As we’ve been explaining in our campaign to educate interested parties on the possibilities and potentials inherit within eLearning, gamification is the process of adding game dynamics such as competition, rewards, and recognition to educational programming, company training regimens and routine job duties. Engaging with these programs via digital access points such as computers, laptops and smart phones adds remarkable convenience as well as uniform experience and performance metrics to the mix. Coupled with the high IT usability quotient of today’s emerging workers who have been raised on video games and computer technologies, gamification is evolving into a dynamic media with virtually unlimited applications. In a nutshell, our gamification experts can create just about any scenario one can imagine for virtual training and job tasking needs.
We know the future of gamification is bright, which is one reason it is a key part of our business. Now let’s hear what a media heavy hitter has to say about that future as well.
Forbes Magazine contributor, Dan Schawbel, interviewed author, professor and New York University Assistant Director of the Business & Economic Program, Adam PenenBerg. Mr. Penenberg who was asked many questions about serious games and their future in the workplace. We found this bit about employee motivation quite interesting:
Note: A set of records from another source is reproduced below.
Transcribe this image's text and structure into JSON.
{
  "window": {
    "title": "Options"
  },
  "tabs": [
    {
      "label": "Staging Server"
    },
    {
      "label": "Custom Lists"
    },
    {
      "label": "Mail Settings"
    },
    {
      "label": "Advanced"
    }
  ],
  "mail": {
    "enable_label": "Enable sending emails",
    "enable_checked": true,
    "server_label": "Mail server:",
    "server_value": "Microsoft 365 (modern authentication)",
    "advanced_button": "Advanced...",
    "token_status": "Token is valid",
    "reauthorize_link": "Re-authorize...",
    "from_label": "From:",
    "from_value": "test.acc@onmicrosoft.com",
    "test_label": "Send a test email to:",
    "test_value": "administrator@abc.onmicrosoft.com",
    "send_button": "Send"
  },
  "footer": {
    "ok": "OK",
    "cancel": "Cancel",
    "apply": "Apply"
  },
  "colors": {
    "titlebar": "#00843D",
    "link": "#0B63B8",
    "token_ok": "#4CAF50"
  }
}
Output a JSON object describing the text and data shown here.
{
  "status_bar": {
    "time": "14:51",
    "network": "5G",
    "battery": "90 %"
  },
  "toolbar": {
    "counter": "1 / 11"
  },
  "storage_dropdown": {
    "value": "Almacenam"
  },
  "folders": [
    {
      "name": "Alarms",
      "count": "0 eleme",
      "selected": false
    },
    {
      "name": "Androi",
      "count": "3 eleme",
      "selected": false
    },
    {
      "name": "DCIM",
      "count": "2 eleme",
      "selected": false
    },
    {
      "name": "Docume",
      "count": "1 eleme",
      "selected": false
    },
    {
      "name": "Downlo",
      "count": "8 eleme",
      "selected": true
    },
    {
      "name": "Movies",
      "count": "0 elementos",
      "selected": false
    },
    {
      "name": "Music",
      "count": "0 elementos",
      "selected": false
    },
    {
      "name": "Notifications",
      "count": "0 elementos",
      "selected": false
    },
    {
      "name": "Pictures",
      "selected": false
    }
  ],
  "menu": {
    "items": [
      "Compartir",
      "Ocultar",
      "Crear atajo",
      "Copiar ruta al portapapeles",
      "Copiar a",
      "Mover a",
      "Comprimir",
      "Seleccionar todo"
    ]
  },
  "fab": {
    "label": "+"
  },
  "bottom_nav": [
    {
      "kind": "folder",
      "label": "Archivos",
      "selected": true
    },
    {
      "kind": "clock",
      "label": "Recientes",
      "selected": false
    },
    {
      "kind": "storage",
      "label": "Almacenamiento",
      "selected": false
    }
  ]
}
“I see a day when a person will log into work from home, his avatar interacting with other employees. Companies like IBM are big into avatars, by the way. Then the person will, in a game-like architecture, perform his job, receiving constant feedback as if he is in a game. This, too, is already happening. The next time you go to Target, notice the checkout screen. On it you’ll see a game that rates the cashier’s speed. According to one report, Target maintains a running average of an employee’s scores, requiring that more than 88 percent of transactions make the speed cut, with a cashier’s score affecting salary and promotions. Target has turned cashiers into players of a corporate game.”
Imagine that – Target hitting the bull’s-eye on efficiency and customer service via gamification!
Penenberg goes on to discuss surgical procedures, archeological text decoding, public health pandemic predictions, and DNA recognition – all made easier and more successful via gamification. Read the full, fascinating Forbes interview with Adam Penenberg about the future of gamification, here.
To learn more about Serious Games, Training Simulations and eLearning, contact the gamification experts at Designing Digitally, Inc.